- To upload the video directly to YouTube or Vimeo or to transfer to a connected portable device, open the Export dialog above right and select the option you need.
- You can also burn your video to DVD or Blu-ray Disc. To do this, open the burn interface, create a menu for your disc if necessary and then start the burn process.
Speed ramps for a dynamic slow motion effect
Movie Studio now offers even more options for making a slow motion video and creating other dynamic effects. Next, we'll show you how to create "speed ramps". Speed ramps are transitions in speed where the playback tempo of the video slows down or speeds up constantly, producing truly dynamic results.
- In Movie Studio, position the playback marker where you want the first speed ramp with dynamic slow motion effect to begin.
- Move the mouse pointer to the bottom edge of the effect dialog to until it turns into a double arrow. Hold down the mouse button and drag the keyframe animation below. Now click on the button to set a keyframe for the starting position.
- In the keyframe animation, move the playback marker to the right to the position where you want a static slow motion sequence to begin.
- Activate the slow motion effect in the dialog "Speed". The program will automatically set a new keyframe.
- Set the playback marker at the position where you want the slow motion scene to end and then add a third keyframe.
- Then, move the playback marker further back to where you want the movie to return to normal speed.
- Double-click the slider to move it to the neutral position (1.00). A fourth keyframe will be automatically set.

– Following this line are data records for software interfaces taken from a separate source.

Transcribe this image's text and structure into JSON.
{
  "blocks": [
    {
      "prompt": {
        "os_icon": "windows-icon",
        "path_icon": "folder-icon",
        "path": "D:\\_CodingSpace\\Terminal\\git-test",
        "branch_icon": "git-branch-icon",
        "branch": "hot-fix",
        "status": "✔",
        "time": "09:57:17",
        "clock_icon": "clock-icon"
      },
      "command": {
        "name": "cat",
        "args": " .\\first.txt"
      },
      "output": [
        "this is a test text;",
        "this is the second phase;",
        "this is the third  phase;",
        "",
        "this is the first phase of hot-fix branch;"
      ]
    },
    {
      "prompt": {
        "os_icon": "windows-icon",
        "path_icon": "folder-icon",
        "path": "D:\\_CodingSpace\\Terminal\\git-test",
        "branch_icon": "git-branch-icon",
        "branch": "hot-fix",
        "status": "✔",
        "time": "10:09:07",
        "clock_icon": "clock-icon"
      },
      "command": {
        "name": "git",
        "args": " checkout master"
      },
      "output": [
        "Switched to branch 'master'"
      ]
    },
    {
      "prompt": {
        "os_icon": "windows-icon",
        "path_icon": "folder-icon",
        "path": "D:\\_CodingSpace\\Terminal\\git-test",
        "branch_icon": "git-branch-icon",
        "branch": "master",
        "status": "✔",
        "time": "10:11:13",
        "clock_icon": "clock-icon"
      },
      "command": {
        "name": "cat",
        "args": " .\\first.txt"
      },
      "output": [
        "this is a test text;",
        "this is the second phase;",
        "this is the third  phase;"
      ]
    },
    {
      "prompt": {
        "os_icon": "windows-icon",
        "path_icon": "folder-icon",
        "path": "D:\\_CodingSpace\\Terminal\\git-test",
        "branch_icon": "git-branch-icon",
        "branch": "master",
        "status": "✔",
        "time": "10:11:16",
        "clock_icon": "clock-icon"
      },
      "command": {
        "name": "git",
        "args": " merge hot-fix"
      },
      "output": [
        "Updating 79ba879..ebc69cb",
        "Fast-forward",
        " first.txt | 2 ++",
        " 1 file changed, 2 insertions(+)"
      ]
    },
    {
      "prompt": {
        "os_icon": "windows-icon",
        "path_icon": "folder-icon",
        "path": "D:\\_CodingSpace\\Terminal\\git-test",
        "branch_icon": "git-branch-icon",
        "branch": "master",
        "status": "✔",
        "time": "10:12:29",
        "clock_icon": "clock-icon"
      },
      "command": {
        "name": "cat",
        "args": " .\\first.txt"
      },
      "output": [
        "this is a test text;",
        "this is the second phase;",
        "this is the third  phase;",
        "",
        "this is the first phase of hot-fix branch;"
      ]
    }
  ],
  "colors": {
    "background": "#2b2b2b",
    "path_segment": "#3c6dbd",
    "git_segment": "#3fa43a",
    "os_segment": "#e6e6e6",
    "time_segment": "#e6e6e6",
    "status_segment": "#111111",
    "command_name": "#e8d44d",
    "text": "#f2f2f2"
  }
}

Now, when the video is played back, it will first slow down and then speed up again at the end of the slow motion sequence.